Work item: The full set of entries needs to be reproduced exactly.

Recorded data
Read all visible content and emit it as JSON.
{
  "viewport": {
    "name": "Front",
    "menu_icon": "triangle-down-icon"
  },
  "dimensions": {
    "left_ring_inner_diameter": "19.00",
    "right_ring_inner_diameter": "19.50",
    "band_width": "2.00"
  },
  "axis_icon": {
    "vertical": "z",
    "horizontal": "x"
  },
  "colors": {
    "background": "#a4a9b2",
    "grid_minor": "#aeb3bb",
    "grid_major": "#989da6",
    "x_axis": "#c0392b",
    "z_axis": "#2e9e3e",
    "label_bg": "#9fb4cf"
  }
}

Task result:
Read all visible content and emit it as JSON.
{
  "viewport": {
    "name": "Front",
    "menu_icon": "triangle-down-icon"
  },
  "dimensions": {
    "left_ring_inner_diameter": "19.00",
    "right_ring_inner_diameter": "19.50",
    "band_width": "2.00"
  },
  "axis_icon": {
    "vertical": "z",
    "horizontal": "x"
  },
  "colors": {
    "background": "#a4a9b2",
    "grid_minor": "#aeb3bb",
    "grid_major": "#989da6",
    "x_axis": "#c0392b",
    "z_axis": "#2e9e3e",
    "label_bg": "#9fb4cf"
  }
}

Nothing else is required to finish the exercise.